“Chronic steroid usage effects most endocrine assays. Cortisol is the one most often thought of, but total T3 and total T4 are also affected. Potentially hyperthyroid cats receiving chronic steroids should be tested using free T4 by dialysis,” says Barb Schanbacher DVM, Animal Health Diagnostic Center, Department of Population Medicine and Diagnostic Sciences, Cornell University College of Veterinary Medicine. “Free T4 is less affected by long-term steroid use.
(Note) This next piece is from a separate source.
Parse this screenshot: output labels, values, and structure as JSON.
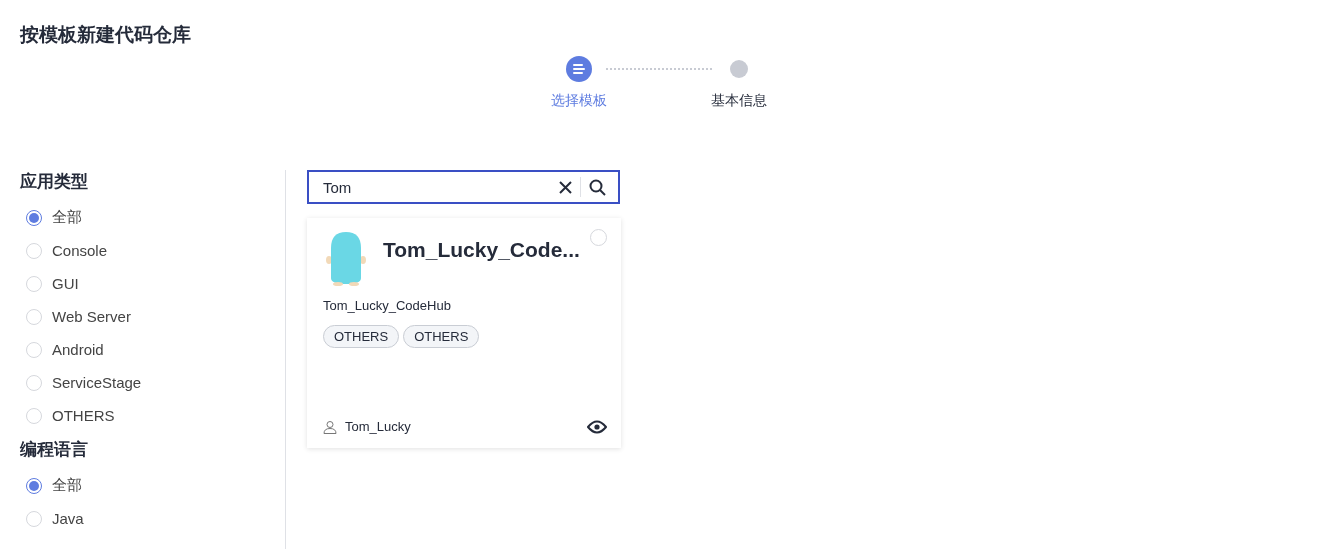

If a cat is being weaned off steroids, it is recommended to have a two-week ‘wash-out’ period after steroids have been discontinued before testing.”
The diagnosis of Addison’s and Cushing’s diseases, characterized by decreased and increased natural corticosteroid production, respectively, can be complicated by steroid administration as well.
Urinalysis also can be affected by steroid usage. Many cats will have a glucose “spillover” into the urine, which can predispose to urinary tract infections.
What to Do
The first step in avoiding long-term side effects from corticosteroids is to avoid the long-term repository versions, such as methylprednisolone, if possible. Shorter acting, oral medications can be gradually tapered while still retaining their beneficial effects.
For conditions like asthma, switching to a nebulized, inhalant version of corticosteroids will reduce some of the risks associated with systemic drug administration. Cats can usually be easily conditioned to use the face masks required for the delivery of nebulized medications.
Your veterinarian may be aware of alternatives to steroids that can be used (some of them off label) to keep your allergic or arthritic cat comfortable. Joint and skin supplements can reduce the need for steroids, sometimes to just a short time of the year or intermittently. These medications may include some immunosuppressive drugs with side effects of their own, however, so caution may be required with them too.
The reality is that some cats will need long-term corticosteroids to manage severe, chronic illnesses. In these cats, owners need to balance the risk of possible side effects with quality of life, working in close collaboration with their veterinarian.